If there is one thing that can be said about Zachary Ralph Borman, it is that he despises writing third person biographies of himself; especially the kind that is meant to appear as though it was not written by himself about himself. This deeply ingrained psychological issue probably harkens back to some relatively minor childhood trauma that he either mostly imagined or completely invented out of the sheer boredom that is the direct result of his mind-numbingly average childhood.
A native of Boise, Idaho, and the second of four children born to Joe and Leanne Borman, (a relatively normal secular working class American couple), Zachary always knew he was destined for greatness. Somehow he always knew he would be living the American dream of working in a restaurant to pay off the UNGODLY large student loan debt incurred getting his identically unemployable degrees in Film and Literature (note to any prospective parents here: make your kids major in Computer Science). Although he is aware of the highly enviable position he holds in the grand scheme of things, he does still take the time to enjoy the small things in life, such as women’s ski-shooting, and his bi-annual prostate exams.
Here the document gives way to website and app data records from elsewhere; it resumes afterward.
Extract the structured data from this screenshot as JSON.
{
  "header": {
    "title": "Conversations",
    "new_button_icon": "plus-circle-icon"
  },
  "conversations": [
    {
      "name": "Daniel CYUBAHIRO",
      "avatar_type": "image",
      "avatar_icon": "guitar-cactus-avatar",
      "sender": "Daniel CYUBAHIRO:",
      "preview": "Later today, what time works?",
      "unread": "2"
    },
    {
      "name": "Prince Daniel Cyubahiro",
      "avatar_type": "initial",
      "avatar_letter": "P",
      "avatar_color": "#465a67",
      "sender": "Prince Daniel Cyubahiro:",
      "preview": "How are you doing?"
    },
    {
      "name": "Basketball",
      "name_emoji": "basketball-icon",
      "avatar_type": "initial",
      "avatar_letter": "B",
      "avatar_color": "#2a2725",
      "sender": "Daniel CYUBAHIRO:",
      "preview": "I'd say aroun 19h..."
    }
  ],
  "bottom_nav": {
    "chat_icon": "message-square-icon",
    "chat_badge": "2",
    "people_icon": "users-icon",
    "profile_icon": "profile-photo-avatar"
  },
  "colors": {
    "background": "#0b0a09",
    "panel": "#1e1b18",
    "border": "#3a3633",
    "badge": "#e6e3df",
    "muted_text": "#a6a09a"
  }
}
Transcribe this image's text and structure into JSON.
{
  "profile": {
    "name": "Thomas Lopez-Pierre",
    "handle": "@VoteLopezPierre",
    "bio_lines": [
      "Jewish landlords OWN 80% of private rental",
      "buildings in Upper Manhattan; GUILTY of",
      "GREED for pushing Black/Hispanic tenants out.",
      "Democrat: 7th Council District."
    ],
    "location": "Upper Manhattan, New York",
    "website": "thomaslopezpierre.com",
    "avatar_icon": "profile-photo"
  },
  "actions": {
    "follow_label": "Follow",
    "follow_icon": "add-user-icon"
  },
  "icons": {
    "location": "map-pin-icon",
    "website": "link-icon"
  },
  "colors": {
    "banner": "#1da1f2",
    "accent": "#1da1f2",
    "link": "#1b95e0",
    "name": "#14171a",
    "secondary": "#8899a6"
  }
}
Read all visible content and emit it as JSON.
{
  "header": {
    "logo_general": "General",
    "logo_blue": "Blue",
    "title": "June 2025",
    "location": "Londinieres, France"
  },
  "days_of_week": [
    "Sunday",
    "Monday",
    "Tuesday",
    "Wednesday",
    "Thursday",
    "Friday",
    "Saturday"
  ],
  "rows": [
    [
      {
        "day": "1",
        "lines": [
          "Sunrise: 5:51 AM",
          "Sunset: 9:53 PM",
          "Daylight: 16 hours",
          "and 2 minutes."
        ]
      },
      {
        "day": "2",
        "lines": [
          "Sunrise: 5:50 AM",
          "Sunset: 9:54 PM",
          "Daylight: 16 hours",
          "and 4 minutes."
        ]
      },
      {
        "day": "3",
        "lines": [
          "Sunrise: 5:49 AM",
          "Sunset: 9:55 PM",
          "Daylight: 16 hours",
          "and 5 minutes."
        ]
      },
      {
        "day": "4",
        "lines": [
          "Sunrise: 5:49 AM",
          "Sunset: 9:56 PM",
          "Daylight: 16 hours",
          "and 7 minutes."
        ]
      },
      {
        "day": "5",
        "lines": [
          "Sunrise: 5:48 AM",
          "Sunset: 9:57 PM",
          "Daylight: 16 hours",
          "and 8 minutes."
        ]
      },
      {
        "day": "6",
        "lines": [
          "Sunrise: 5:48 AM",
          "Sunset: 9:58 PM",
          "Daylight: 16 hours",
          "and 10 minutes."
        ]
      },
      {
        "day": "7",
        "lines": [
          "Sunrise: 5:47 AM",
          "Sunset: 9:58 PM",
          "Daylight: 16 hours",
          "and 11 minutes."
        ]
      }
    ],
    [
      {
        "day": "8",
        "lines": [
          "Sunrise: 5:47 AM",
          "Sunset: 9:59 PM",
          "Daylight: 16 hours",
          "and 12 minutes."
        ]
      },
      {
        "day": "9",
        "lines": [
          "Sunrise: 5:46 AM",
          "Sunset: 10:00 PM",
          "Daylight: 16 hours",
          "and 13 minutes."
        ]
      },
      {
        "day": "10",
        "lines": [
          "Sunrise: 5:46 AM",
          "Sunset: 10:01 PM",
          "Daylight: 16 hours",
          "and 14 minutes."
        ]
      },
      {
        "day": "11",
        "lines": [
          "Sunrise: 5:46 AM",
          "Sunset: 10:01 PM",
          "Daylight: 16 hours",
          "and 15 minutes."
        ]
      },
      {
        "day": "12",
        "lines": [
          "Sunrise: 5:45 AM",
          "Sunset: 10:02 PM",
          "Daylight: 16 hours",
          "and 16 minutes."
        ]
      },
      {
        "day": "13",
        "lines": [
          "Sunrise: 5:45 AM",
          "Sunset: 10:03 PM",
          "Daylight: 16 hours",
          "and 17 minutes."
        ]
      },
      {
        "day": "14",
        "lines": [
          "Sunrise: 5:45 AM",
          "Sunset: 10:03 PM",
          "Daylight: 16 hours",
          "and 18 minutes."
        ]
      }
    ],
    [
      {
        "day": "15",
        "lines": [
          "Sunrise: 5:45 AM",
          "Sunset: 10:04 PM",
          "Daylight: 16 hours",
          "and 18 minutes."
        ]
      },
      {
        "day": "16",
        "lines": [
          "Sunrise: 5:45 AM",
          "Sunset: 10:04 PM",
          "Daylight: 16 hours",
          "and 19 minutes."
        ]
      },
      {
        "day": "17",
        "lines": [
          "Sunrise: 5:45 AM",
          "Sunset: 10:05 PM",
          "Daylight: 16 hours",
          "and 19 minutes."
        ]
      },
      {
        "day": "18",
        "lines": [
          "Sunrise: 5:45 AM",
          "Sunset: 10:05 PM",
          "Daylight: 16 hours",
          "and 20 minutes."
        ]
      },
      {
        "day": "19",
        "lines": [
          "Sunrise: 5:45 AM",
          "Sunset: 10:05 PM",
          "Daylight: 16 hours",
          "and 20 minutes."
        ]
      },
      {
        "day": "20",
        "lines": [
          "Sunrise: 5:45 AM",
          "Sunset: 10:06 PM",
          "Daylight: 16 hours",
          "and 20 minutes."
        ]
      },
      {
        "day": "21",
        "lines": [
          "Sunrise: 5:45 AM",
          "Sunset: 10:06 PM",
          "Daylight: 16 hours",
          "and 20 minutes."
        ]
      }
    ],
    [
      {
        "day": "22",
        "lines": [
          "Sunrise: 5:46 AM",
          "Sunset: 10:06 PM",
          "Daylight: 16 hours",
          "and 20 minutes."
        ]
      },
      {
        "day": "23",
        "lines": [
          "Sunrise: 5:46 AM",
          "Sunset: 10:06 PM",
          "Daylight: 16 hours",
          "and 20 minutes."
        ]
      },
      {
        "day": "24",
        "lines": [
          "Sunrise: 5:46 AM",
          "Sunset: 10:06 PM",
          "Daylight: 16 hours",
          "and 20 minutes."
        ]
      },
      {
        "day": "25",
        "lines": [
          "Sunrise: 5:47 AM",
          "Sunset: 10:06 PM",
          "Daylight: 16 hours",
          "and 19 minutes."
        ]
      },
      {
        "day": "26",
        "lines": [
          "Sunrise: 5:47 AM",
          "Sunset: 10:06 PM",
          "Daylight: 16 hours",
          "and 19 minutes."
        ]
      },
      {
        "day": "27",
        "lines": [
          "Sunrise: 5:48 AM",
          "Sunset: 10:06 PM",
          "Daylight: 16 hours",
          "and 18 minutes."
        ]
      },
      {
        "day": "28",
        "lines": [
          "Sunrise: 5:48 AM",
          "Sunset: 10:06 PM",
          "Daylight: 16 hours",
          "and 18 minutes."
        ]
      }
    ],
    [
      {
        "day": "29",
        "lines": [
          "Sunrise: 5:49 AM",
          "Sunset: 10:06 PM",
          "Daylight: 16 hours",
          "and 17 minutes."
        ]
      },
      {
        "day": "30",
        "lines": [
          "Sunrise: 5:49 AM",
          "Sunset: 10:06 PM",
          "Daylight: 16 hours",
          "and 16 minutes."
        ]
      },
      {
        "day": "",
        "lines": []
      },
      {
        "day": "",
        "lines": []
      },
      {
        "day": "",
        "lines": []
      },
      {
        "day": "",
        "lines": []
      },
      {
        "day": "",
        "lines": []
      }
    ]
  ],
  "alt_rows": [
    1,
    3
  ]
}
Some time ago, Zachary got it in his mind that he not only understood most films he has ever come across (which, believe me, is FAR more than any man who expects to have an active sex life should have spent viewing), but that he should actually be interpreting and disseminating his opinions about these film for the benefit of others (we have yet to hear back from these so called “others,” although their voicemail says they will be back from Hawaii in a week, and we suspect that they will have good things to say). Some have argued that this revelation relates back to his childhood delusions of grandeur, while others have said it was just him continuing on with his awkward phase that began in the 8th grade. Whatever the case may be, he has decided to offer you direct access to the River Wild stream of consciousness (had to be at least one Kevin Bacon reference in this article) that is his thought process.